▶ **BRIEF**: Restate the entries word for word, leaving nothing out.

______

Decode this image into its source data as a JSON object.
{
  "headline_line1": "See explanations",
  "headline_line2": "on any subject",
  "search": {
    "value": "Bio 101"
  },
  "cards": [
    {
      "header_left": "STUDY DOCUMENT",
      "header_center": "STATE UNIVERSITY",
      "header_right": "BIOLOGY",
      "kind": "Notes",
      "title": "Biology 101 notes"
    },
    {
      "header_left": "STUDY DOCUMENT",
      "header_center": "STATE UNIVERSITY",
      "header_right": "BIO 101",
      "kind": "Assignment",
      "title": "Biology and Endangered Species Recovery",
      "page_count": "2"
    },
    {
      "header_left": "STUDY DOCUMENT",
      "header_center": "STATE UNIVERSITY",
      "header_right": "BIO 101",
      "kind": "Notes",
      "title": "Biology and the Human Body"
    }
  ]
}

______

▶ **RESPONSE**:
Decode this image into its source data as a JSON object.
{
  "headline_line1": "See explanations",
  "headline_line2": "on any subject",
  "search": {
    "value": "Bio 101"
  },
  "cards": [
    {
      "header_left": "STUDY DOCUMENT",
      "header_center": "STATE UNIVERSITY",
      "header_right": "BIOLOGY",
      "kind": "Notes",
      "title": "Biology 101 notes"
    },
    {
      "header_left": "STUDY DOCUMENT",
      "header_center": "STATE UNIVERSITY",
      "header_right": "BIO 101",
      "kind": "Assignment",
      "title": "Biology and Endangered Species Recovery",
      "page_count": "2"
    },
    {
      "header_left": "STUDY DOCUMENT",
      "header_center": "STATE UNIVERSITY",
      "header_right": "BIO 101",
      "kind": "Notes",
      "title": "Biology and the Human Body"
    }
  ]
}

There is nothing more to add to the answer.